Hanif Bali also notes there's a disconnect in preemptive blocking of "potentially abusive twitter accounts", being seen as a good thing, but blocking any potentially terrorist migrants from crossing borders is seen as a bad thing. Welcome to 2017 where borders only exist online, Hanif. He continues on Twitter noting: "So we are able to map and build records of 15,000 "Nazis" on Twitter - but we're unable to keep track of 300 jihadis?"
Journalists on the blocklist include Magda Gad, a war correspondent reporting from Syria for Expressen, and Margit Richert who is a culture writer for Svenska Dagbladet. Even The Mayor of Copenhagen can be found on the list, how very un-hygge of @Sweden. The list that @Sweden used corresponds to Vian Tahir's private blocklist to 97.7%. Member of Parliament Hanif Bali comments: "This means that the Swedish Institute fibbed when they say that this is some form of professional compilation, instead it seems to be a most subjective list that this snowflake has composed."
Vian Tahir states on her twitter page and homepage that she's an "Internet safety expert," and thanks to the searchable database of the names provided by Nyheter24 we know that Bill Gates is someone who apparently isn't allowed in her personal Twitter safe space. Insert joke about Windows traumatising people here. Exactly how the list was created has not been elaborated on, but looking at the people blocked it seems to have been generated by taking the followers of some chosen accounts, thereby blocking thousands of accounts who never interacted with @Sweden. Similar to blocklists that gaming companies, Kentucky Fried Chicken and Adland ended up on, the use of which was promoted by the IGDA.
Branding wise, the @Sweden account seems to survive anything, but Vian Tahir's personal branding as internet safety expert has been damaged by the fallout of this. The political debate about this will continue for some time, and legally Sweden Institute may have broken the law but this remains to be seen. The speedy removal of the block after it was announced does not revert damage done to our trust in the institute, and potentially has no effect on the legal case.
Pekka Taipale notes that the Swedish Institutes job is to spread "Swedish culture" to the world, and with this blocklist they have succeeded. Much like the lauded "Swedish number" campaign which proves how naive we all are. Dry sardonic humor, another great Swedish export.

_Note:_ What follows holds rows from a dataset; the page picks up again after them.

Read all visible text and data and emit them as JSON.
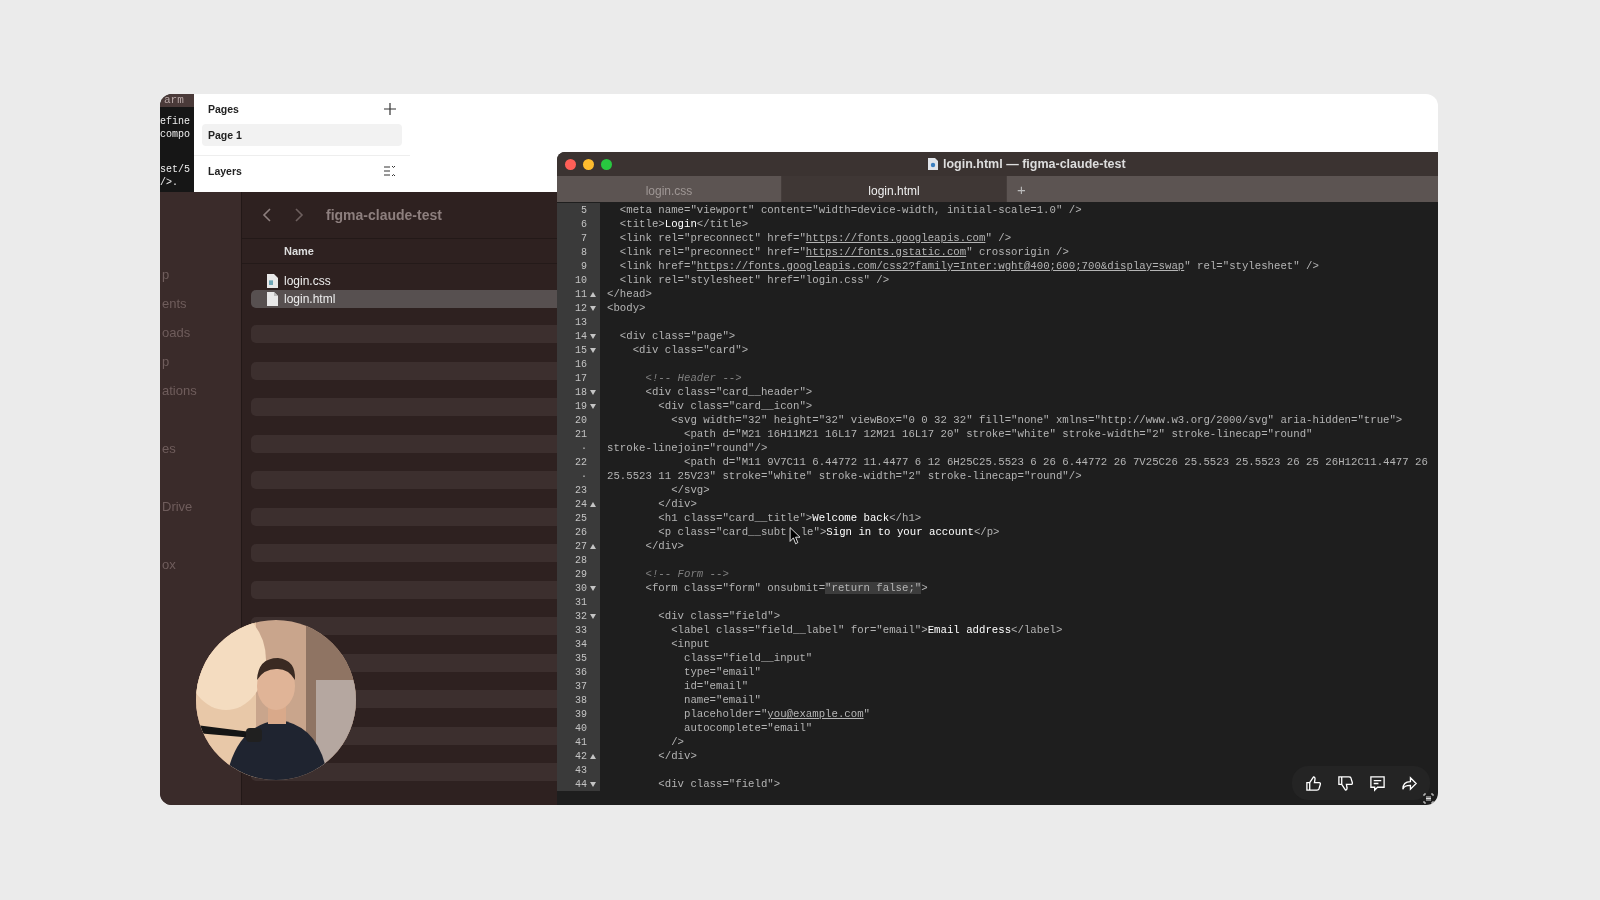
{
  "terminal": {
    "title": "arm",
    "output_blocks": [
      [
        "efine",
        "compo"
      ],
      [
        "set/5",
        "/>."
      ]
    ]
  },
  "figma_panel": {
    "pages_title": "Pages",
    "pages": [
      {
        "label": "Page 1",
        "selected": true
      }
    ],
    "layers_title": "Layers"
  },
  "finder": {
    "title": "figma-claude-test",
    "sidebar_sections": [
      [
        "p",
        "ents",
        "oads",
        "p",
        "ations"
      ],
      [
        "es"
      ],
      [
        "Drive"
      ],
      [
        "ox"
      ]
    ],
    "column_header": "Name",
    "files": [
      {
        "name": "login.css",
        "kind": "css",
        "selected": false
      },
      {
        "name": "login.html",
        "kind": "html",
        "selected": true
      }
    ]
  },
  "editor": {
    "title": "login.html — figma-claude-test",
    "tabs": [
      {
        "label": "login.css",
        "selected": false
      },
      {
        "label": "login.html",
        "selected": true
      }
    ],
    "new_tab": "+",
    "lines": [
      {
        "number": "5",
        "kind": "plain",
        "text": "  <meta name=\"viewport\" content=\"width=device-width, initial-scale=1.0\" />"
      },
      {
        "number": "6",
        "kind": "plain",
        "parts": [
          {
            "text": "  <title>",
            "kind": "tag"
          },
          {
            "text": "Login",
            "kind": "content"
          },
          {
            "text": "</title>",
            "kind": "tag"
          }
        ]
      },
      {
        "number": "7",
        "kind": "plain",
        "parts": [
          {
            "text": "  <link rel=\"preconnect\" href=\"",
            "kind": "tag"
          },
          {
            "text": "https://fonts.googleapis.com",
            "kind": "url"
          },
          {
            "text": "\" />",
            "kind": "tag"
          }
        ]
      },
      {
        "number": "8",
        "kind": "plain",
        "parts": [
          {
            "text": "  <link rel=\"preconnect\" href=\"",
            "kind": "tag"
          },
          {
            "text": "https://fonts.gstatic.com",
            "kind": "url"
          },
          {
            "text": "\" crossorigin />",
            "kind": "tag"
          }
        ]
      },
      {
        "number": "9",
        "kind": "plain",
        "parts": [
          {
            "text": "  <link href=\"",
            "kind": "tag"
          },
          {
            "text": "https://fonts.googleapis.com/css2?family=Inter:wght@400;600;700&display=swap",
            "kind": "url"
          },
          {
            "text": "\" rel=\"stylesheet\" />",
            "kind": "tag"
          }
        ]
      },
      {
        "number": "10",
        "kind": "plain",
        "text": "  <link rel=\"stylesheet\" href=\"login.css\" />"
      },
      {
        "number": "11",
        "kind": "fold-end",
        "text": "</head>"
      },
      {
        "number": "12",
        "kind": "fold-start",
        "text": "<body>"
      },
      {
        "number": "13",
        "kind": "plain"
      },
      {
        "number": "14",
        "kind": "fold-start",
        "text": "  <div class=\"page\">"
      },
      {
        "number": "15",
        "kind": "fold-start",
        "text": "    <div class=\"card\">"
      },
      {
        "number": "16",
        "kind": "plain"
      },
      {
        "number": "17",
        "kind": "plain",
        "parts": [
          {
            "text": "      <!-- Header -->",
            "kind": "comment"
          }
        ]
      },
      {
        "number": "18",
        "kind": "fold-start",
        "text": "      <div class=\"card__header\">"
      },
      {
        "number": "19",
        "kind": "fold-start",
        "text": "        <div class=\"card__icon\">"
      },
      {
        "number": "20",
        "kind": "plain",
        "text": "          <svg width=\"32\" height=\"32\" viewBox=\"0 0 32 32\" fill=\"none\" xmlns=\"http://www.w3.org/2000/svg\" aria-hidden=\"true\">"
      },
      {
        "number": "21",
        "kind": "plain",
        "text": "            <path d=\"M21 16H11M21 16L17 12M21 16L17 20\" stroke=\"white\" stroke-width=\"2\" stroke-linecap=\"round\""
      },
      {
        "number": "·",
        "kind": "plain",
        "text": "stroke-linejoin=\"round\"/>"
      },
      {
        "number": "22",
        "kind": "plain",
        "text": "            <path d=\"M11 9V7C11 6.44772 11.4477 6 12 6H25C25.5523 6 26 6.44772 26 7V25C26 25.5523 25.5523 26 25 26H12C11.4477 26"
      },
      {
        "number": "·",
        "kind": "plain",
        "text": "25.5523 11 25V23\" stroke=\"white\" stroke-width=\"2\" stroke-linecap=\"round\"/>"
      },
      {
        "number": "23",
        "kind": "plain",
        "text": "          </svg>"
      },
      {
        "number": "24",
        "kind": "fold-end",
        "text": "        </div>"
      },
      {
        "number": "25",
        "kind": "plain",
        "parts": [
          {
            "text": "        <h1 class=\"card__title\">",
            "kind": "tag"
          },
          {
            "text": "Welcome back",
            "kind": "content"
          },
          {
            "text": "</h1>",
            "kind": "tag"
          }
        ]
      },
      {
        "number": "26",
        "kind": "plain",
        "parts": [
          {
            "text": "        <p class=\"card__subt",
            "kind": "tag"
          },
          {
            "text": "le\">",
            "kind": "tag-after-gap"
          },
          {
            "text": "Sign in to your account",
            "kind": "content"
          },
          {
            "text": "</p>",
            "kind": "tag"
          }
        ]
      },
      {
        "number": "27",
        "kind": "fold-end",
        "text": "      </div>"
      },
      {
        "number": "28",
        "kind": "plain"
      },
      {
        "number": "29",
        "kind": "plain",
        "parts": [
          {
            "text": "      <!-- Form -->",
            "kind": "comment"
          }
        ]
      },
      {
        "number": "30",
        "kind": "fold-start",
        "parts": [
          {
            "text": "      <form class=\"form\" onsubmit=",
            "kind": "tag"
          },
          {
            "text": "\"return false;\"",
            "kind": "selected"
          },
          {
            "text": ">",
            "kind": "tag"
          }
        ]
      },
      {
        "number": "31",
        "kind": "plain"
      },
      {
        "number": "32",
        "kind": "fold-start",
        "text": "        <div class=\"field\">"
      },
      {
        "number": "33",
        "kind": "plain",
        "parts": [
          {
            "text": "          <label class=\"field__label\" for=\"email\">",
            "kind": "tag"
          },
          {
            "text": "Email address",
            "kind": "content"
          },
          {
            "text": "</label>",
            "kind": "tag"
          }
        ]
      },
      {
        "number": "34",
        "kind": "plain",
        "text": "          <input"
      },
      {
        "number": "35",
        "kind": "plain",
        "text": "            class=\"field__input\""
      },
      {
        "number": "36",
        "kind": "plain",
        "text": "            type=\"email\""
      },
      {
        "number": "37",
        "kind": "plain",
        "text": "            id=\"email\""
      },
      {
        "number": "38",
        "kind": "plain",
        "text": "            name=\"email\""
      },
      {
        "number": "39",
        "kind": "plain",
        "parts": [
          {
            "text": "            placeholder=\"",
            "kind": "tag"
          },
          {
            "text": "you@example.com",
            "kind": "url"
          },
          {
            "text": "\"",
            "kind": "tag"
          }
        ]
      },
      {
        "number": "40",
        "kind": "plain",
        "text": "            autocomplete=\"email\""
      },
      {
        "number": "41",
        "kind": "plain",
        "text": "          />"
      },
      {
        "number": "42",
        "kind": "fold-end",
        "text": "        </div>"
      },
      {
        "number": "43",
        "kind": "plain"
      },
      {
        "number": "44",
        "kind": "fold-start",
        "text": "        <div class=\"field\">"
      }
    ]
  }
}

— Pekka Taipale (@ptaipale) May 16, 2017
@hanifbali I guess she's more like a safe space expert, "nätsäkerhetexpert" just sounds better. Well, it really does.
— Pekka Taipale (@ptaipale) May 16, 2017